Barr has grown some in her ability to theatricalize herself since the early days of her stand-up career, when she stood like a lump onstage and meowed her complaint in a self-satisfied, indolent voice. A lot of her articulation is more forthright now (she even quotes Shakespeare with commendable clarity and expression), and with her hair softly styled and wearing a glitzy hot pink and silver-sequined dress, there are moments when she looks genuinely pretty, a cousin to the blown-up Delta Burke whose pictures we’ve been seeing in the gossip tabloids lately. She even arrives onstage in a Duesenberg chauffeured by none other than The Donald--Trump himself.
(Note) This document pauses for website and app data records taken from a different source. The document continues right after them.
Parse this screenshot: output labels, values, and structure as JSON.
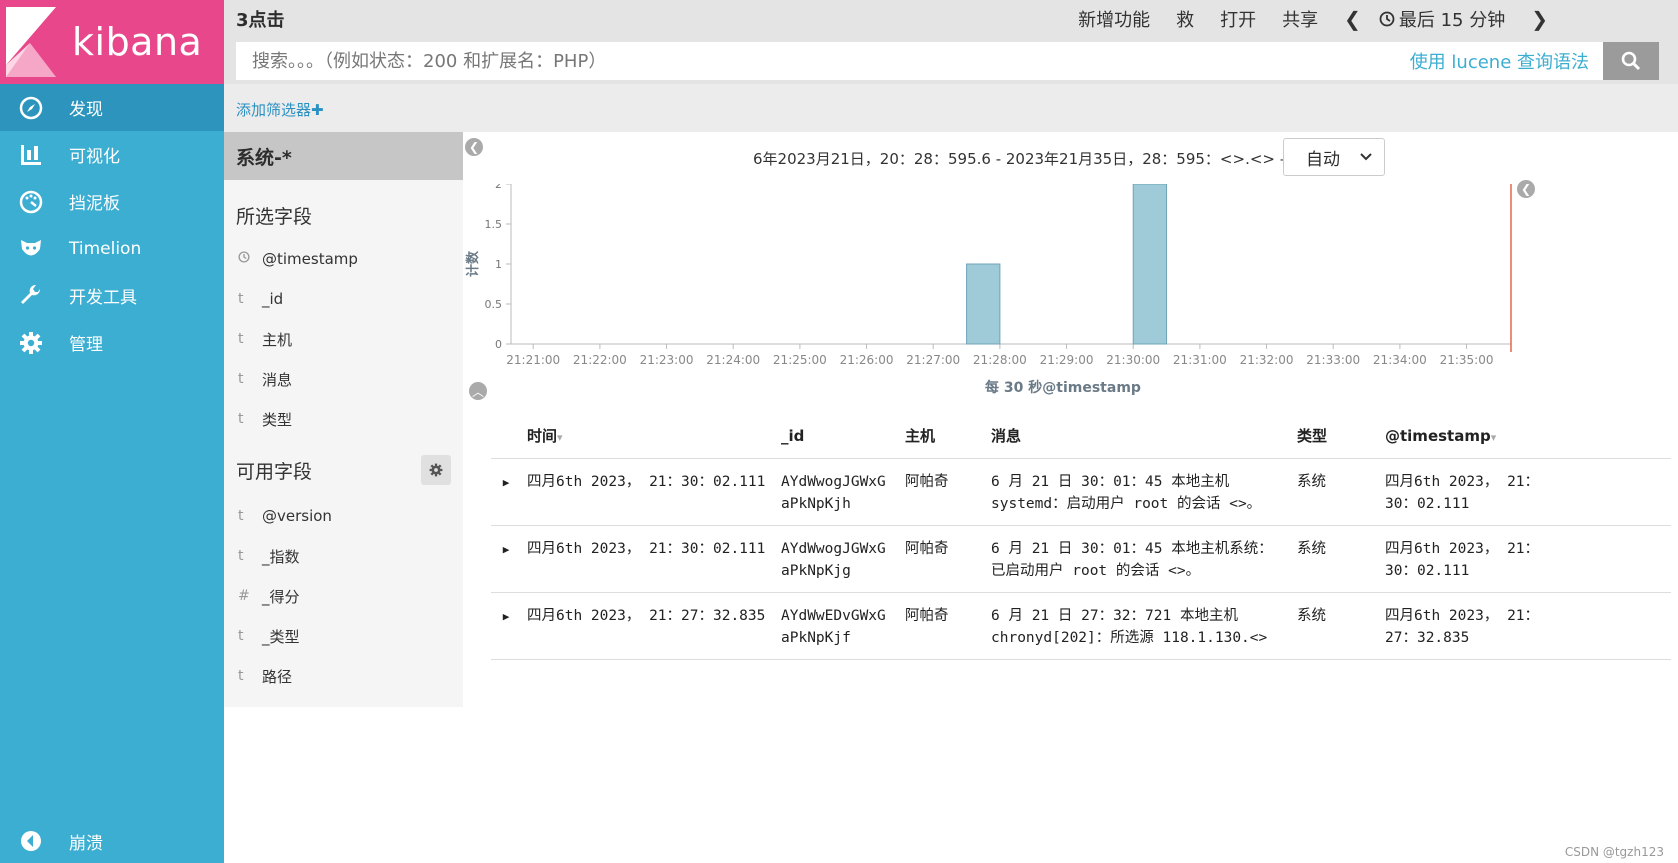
{
  "brand": {
    "name": "kibana",
    "accent": "#e8488b",
    "nav_color": "#3caed2"
  },
  "nav": {
    "items": [
      {
        "label": "发现",
        "icon": "compass-icon"
      },
      {
        "label": "可视化",
        "icon": "bar-chart-icon"
      },
      {
        "label": "挡泥板",
        "icon": "dashboard-icon"
      },
      {
        "label": "Timelion",
        "icon": "timelion-icon"
      },
      {
        "label": "开发工具",
        "icon": "wrench-icon"
      },
      {
        "label": "管理",
        "icon": "gear-icon"
      }
    ],
    "collapse_label": "崩溃"
  },
  "topbar": {
    "title": "3点击",
    "menu": {
      "new": "新增功能",
      "save": "救",
      "open": "打开",
      "share": "共享",
      "time": "最后 15 分钟"
    }
  },
  "search": {
    "placeholder": "搜索。。。（例如状态：200 和扩展名：PHP）",
    "lucene_link": "使用 lucene 查询语法"
  },
  "filter": {
    "add_label": "添加筛选器",
    "plus": "✚"
  },
  "sidebar": {
    "index_pattern": "系统-*",
    "selected_title": "所选字段",
    "selected_fields": [
      {
        "type": "clock",
        "name": "@timestamp"
      },
      {
        "type": "t",
        "name": "_id"
      },
      {
        "type": "t",
        "name": "主机"
      },
      {
        "type": "t",
        "name": "消息"
      },
      {
        "type": "t",
        "name": "类型"
      }
    ],
    "available_title": "可用字段",
    "available_fields": [
      {
        "type": "t",
        "name": "@version"
      },
      {
        "type": "t",
        "name": "_指数"
      },
      {
        "type": "#",
        "name": "_得分"
      },
      {
        "type": "t",
        "name": "_类型"
      },
      {
        "type": "t",
        "name": "路径"
      }
    ]
  },
  "main": {
    "time_range": "6年2023月21日，20：28：595.6 - 2023年21月35日，28：595：<>.<> —",
    "interval": "自动"
  },
  "chart_data": {
    "type": "bar",
    "x_ticks": [
      "21:21:00",
      "21:22:00",
      "21:23:00",
      "21:24:00",
      "21:25:00",
      "21:26:00",
      "21:27:00",
      "21:28:00",
      "21:29:00",
      "21:30:00",
      "21:31:00",
      "21:32:00",
      "21:33:00",
      "21:34:00",
      "21:35:00"
    ],
    "y_ticks": [
      "0",
      "0.5",
      "1",
      "1.5",
      "2"
    ],
    "ylim": [
      0,
      2
    ],
    "x_range": [
      "21:20:40",
      "21:35:40"
    ],
    "bars": [
      {
        "x": "21:27:30",
        "value": 1
      },
      {
        "x": "21:30:00",
        "value": 2
      }
    ],
    "bar_width_seconds": 30,
    "ylabel": "计数",
    "xlabel": "每 30 秒@timestamp",
    "bar_color": "#9fcad8",
    "now_marker_color": "#e7664c"
  },
  "table": {
    "headers": [
      "时间",
      "_id",
      "主机",
      "消息",
      "类型",
      "@timestamp"
    ],
    "rows": [
      {
        "time": "四月6th 2023， 21：30：02.111",
        "id": [
          "AYdWwogJGWxG",
          "aPkNpKjh"
        ],
        "host": "阿帕奇",
        "message": [
          "6 月 21 日 30：01：45 本地主机",
          "systemd：启动用户 root 的会话 <>。"
        ],
        "type": "系统",
        "timestamp": [
          "四月6th 2023， 21：",
          "30：02.111"
        ]
      },
      {
        "time": "四月6th 2023， 21：30：02.111",
        "id": [
          "AYdWwogJGWxG",
          "aPkNpKjg"
        ],
        "host": "阿帕奇",
        "message": [
          "6 月 21 日 30：01：45 本地主机系统：",
          "已启动用户 root 的会话 <>。"
        ],
        "type": "系统",
        "timestamp": [
          "四月6th 2023， 21：",
          "30：02.111"
        ]
      },
      {
        "time": "四月6th 2023， 21：27：32.835",
        "id": [
          "AYdWwEDvGWxG",
          "aPkNpKjf"
        ],
        "host": "阿帕奇",
        "message": [
          "6 月 21 日 27：32：721 本地主机",
          "chronyd[202]：所选源 118.1.130.<>"
        ],
        "type": "系统",
        "timestamp": [
          "四月6th 2023， 21：",
          "27：32.835"
        ]
      }
    ]
  },
  "watermark": "CSDN @tgzh123"
}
But aggressive amateurism has always been the hallmark of Barr’s routine, part as an expression of her peculiar Jekyl & Hyde personality, and part as the anti show-biz posture that has always been one of the principal sources of her appeal--and we see it here once again. Barr has become a celebrity in part by parodying celebrity; here she plays a show-biz diva who never fails to remind her audience that she’s playing a benefit. She sings parts of several songs in a style that ranges from clumsy to execrable; most of her jokes have good set-ups and dumb payoffs; her structure rarely gets beyond the rough-cut stage; and the flatness of her material is punched up by robust expletives--a general sign that a joke won’t carry on its own.
Still, dealing with Roseanne in all her coarseness is never a simple matter. She came along as an answer to the Reagan Administration-"Dynasty” years, an antithesis so complete that it extended to performance style itself. Glib smoothness and slick grace, to Roseanne and the audience that collected around her like a hungry constituency, seemed part of a larger hypocrisy, the acquired expression of a rich and famous caste that left the rest of us working stiffs outside looking in.
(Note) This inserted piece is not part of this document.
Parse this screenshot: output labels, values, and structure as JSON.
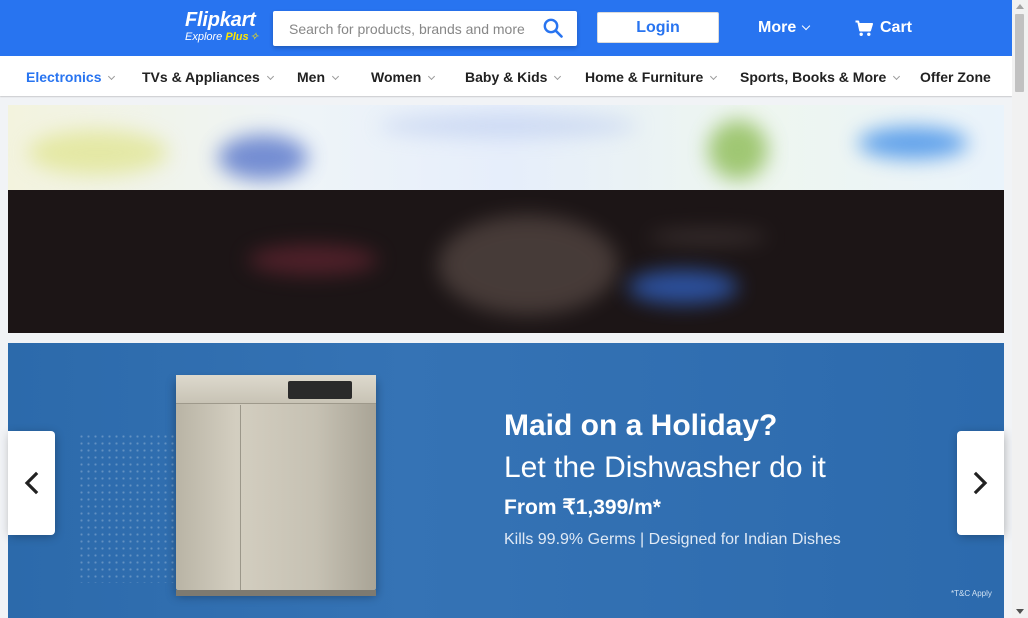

It isn’t only fat, lonely, unhappy women who see a champion in Roseanne, it’s the people who struggle to make ends meet, who’ve learned all the Hamburger Helper recipes, and don’t see their lives reflected in the media. It’s the same people who, a decade or so after Roseanne began her major career offensive, embraced Bart Simpson.
Suddenly even Tom Arnold-- that yokel who never would’ve made it out of a small-time comedy club roster without her--seems likable in this context. And she does have her moments. Even to a male viewer, her “28 different women you see during a 28-day cycle” is savagely funny. And in a time such as ours when show-biz values have become breathlessly canonized, it’s great to see someone go after that towering symbol of entertainment sycophancy, Arsenio Hall.
Maybe not at $40 a pop, however, which is what her Trump Castle audience paid to see her. At the outset of her show, she sends Arnold out to warm the audience up by giving him this admonition: “Remember, these people don’t matter.” Maybe someday her audience will become convinced that she means it; then she’ll be through.
Right now, however, as artless and crude as she is, she’s managed the unequivocal feat that’s the first rule of artistic success: She’s forced people to accept her on her own terms.
Other playdates include: Wednesday, Jan. 14, 17 and 20.